### What you need to do:
Your answer must consist of one number: how many lines in the records contain "online".

### Information given:
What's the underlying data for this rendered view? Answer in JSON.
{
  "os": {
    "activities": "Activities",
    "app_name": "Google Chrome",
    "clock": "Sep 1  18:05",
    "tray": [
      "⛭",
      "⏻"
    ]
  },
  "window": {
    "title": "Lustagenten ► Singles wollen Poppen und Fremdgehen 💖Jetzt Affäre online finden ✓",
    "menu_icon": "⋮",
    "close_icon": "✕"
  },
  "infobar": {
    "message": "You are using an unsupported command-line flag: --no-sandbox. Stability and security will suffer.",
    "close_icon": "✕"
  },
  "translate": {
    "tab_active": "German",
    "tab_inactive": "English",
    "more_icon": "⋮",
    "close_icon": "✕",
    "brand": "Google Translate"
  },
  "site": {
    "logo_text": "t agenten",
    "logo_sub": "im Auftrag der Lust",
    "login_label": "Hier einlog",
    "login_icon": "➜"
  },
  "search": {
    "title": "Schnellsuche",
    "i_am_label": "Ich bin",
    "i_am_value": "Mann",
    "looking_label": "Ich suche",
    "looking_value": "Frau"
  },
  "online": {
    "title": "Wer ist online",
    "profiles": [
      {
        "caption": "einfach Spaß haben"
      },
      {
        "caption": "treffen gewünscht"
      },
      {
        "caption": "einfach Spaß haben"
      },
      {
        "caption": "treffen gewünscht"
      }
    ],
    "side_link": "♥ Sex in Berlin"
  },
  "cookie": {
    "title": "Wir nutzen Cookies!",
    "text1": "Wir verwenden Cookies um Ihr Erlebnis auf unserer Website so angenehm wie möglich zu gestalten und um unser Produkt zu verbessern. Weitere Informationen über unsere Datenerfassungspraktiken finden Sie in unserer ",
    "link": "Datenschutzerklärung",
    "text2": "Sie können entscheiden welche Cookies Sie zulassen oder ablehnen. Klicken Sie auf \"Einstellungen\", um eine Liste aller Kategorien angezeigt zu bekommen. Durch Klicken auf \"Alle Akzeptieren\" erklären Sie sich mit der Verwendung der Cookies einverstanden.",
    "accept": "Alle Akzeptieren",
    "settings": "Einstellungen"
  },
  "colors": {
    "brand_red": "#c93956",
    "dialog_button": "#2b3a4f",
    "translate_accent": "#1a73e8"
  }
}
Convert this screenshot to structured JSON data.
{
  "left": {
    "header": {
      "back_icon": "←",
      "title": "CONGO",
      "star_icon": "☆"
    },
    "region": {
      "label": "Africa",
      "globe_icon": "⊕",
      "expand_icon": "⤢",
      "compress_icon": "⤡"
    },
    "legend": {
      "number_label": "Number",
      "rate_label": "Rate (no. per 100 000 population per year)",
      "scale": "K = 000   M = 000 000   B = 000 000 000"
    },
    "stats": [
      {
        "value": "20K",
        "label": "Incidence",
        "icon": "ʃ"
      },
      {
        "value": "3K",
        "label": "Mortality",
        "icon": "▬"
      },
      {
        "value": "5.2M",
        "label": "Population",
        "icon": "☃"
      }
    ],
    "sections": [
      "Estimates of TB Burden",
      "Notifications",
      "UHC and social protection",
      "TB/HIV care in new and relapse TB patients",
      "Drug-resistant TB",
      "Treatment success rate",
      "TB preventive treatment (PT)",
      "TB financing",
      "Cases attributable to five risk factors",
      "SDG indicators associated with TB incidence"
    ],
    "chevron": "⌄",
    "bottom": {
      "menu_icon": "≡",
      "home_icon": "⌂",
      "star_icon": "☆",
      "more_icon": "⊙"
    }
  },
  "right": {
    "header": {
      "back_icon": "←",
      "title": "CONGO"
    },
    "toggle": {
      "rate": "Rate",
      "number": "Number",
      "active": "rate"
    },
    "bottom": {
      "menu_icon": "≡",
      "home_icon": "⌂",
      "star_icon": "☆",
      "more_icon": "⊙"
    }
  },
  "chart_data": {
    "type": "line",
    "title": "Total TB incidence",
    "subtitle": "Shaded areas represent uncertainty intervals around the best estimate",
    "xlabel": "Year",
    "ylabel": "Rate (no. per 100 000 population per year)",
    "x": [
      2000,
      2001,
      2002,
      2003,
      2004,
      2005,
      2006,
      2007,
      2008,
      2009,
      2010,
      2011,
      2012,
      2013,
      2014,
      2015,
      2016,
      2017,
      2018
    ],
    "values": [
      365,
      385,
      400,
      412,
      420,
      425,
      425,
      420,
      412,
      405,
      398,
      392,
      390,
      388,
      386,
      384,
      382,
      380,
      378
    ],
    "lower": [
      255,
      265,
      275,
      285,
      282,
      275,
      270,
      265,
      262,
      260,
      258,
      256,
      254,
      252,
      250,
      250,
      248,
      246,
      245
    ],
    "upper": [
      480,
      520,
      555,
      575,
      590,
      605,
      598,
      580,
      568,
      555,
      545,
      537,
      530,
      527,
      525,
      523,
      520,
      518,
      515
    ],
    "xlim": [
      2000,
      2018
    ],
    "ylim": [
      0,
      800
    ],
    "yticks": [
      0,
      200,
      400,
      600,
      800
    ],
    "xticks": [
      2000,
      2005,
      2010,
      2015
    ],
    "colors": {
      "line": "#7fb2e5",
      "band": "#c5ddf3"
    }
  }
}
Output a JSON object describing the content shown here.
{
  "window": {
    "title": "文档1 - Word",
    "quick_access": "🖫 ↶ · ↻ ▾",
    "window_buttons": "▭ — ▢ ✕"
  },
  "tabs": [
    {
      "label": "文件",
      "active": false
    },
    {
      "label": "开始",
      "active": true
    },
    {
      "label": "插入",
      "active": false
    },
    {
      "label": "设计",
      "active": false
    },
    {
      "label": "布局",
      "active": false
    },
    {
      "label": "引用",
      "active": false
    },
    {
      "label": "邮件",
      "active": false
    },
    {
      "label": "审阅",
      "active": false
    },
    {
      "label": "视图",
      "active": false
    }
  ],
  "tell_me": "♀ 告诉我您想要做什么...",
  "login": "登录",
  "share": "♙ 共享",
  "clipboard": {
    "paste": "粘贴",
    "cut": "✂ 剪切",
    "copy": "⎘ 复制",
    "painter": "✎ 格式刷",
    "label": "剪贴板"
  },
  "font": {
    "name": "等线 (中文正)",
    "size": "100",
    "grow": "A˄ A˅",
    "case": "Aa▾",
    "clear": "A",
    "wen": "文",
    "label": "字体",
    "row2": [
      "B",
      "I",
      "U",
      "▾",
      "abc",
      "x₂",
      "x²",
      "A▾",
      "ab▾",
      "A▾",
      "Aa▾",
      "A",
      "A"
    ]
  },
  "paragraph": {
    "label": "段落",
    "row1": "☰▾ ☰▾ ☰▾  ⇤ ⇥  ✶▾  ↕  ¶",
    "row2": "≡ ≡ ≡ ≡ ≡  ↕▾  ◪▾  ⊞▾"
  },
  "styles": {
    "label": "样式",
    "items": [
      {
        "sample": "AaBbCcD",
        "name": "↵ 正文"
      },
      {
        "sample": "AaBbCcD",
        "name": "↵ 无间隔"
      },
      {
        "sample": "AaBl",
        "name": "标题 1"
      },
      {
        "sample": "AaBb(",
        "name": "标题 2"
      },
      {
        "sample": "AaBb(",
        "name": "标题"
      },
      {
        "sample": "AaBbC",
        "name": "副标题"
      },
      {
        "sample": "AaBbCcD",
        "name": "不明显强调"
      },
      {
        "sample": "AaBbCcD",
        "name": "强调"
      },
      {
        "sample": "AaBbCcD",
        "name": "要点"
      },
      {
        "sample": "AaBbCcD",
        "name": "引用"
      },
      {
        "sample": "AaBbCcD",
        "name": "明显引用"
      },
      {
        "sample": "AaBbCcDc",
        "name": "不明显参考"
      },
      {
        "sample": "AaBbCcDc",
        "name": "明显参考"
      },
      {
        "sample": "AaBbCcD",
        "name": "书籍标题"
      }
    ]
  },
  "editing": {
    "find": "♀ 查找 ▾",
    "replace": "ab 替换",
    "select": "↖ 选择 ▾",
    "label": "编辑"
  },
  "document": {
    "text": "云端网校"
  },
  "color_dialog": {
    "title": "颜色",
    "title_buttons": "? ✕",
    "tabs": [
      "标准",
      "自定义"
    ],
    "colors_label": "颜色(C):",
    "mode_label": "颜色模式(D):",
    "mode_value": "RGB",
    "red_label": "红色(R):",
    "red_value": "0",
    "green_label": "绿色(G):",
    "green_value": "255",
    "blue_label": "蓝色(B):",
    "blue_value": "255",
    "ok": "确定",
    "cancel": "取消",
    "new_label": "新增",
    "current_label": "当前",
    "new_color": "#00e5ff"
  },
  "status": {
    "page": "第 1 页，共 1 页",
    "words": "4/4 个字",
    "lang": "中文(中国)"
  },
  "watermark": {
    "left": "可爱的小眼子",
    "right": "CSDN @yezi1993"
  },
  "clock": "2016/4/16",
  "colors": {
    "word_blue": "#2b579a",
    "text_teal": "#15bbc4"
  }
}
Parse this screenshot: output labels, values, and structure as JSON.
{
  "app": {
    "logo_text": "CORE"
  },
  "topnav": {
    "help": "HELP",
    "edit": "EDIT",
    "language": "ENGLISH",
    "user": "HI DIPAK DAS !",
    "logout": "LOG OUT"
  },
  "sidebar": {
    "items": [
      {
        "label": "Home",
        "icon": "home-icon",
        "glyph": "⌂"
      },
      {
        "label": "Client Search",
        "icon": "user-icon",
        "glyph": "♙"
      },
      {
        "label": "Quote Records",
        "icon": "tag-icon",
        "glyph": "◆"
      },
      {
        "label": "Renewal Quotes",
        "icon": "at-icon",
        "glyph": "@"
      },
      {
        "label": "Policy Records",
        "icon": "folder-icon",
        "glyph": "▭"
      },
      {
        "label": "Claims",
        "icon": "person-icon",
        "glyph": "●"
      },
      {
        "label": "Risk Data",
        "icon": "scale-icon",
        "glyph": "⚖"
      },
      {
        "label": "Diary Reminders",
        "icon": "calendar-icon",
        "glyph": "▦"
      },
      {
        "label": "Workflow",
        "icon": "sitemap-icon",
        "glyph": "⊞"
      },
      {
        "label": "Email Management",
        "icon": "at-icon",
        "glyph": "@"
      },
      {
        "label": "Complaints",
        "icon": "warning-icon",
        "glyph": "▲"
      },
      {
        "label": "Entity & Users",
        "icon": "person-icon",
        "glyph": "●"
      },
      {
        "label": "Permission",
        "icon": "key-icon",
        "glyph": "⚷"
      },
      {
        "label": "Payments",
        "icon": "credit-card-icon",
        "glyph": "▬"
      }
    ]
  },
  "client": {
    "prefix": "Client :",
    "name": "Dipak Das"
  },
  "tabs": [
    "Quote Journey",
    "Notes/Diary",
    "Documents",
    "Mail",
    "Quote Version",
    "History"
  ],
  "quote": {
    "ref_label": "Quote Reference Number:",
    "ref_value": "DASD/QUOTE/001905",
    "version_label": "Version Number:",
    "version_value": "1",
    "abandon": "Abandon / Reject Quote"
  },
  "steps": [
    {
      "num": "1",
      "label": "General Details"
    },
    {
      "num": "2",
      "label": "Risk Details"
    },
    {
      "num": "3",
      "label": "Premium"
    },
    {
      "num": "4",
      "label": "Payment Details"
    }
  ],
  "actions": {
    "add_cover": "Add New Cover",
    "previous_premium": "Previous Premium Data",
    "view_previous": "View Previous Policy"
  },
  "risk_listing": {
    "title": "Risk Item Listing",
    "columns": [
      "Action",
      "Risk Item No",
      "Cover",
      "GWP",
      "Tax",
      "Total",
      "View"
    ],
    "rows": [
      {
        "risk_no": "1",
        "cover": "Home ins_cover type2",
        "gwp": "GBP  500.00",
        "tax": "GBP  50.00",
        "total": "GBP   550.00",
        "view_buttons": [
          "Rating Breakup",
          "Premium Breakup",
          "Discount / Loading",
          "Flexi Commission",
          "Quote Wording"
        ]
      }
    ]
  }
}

### Completed exercise:
3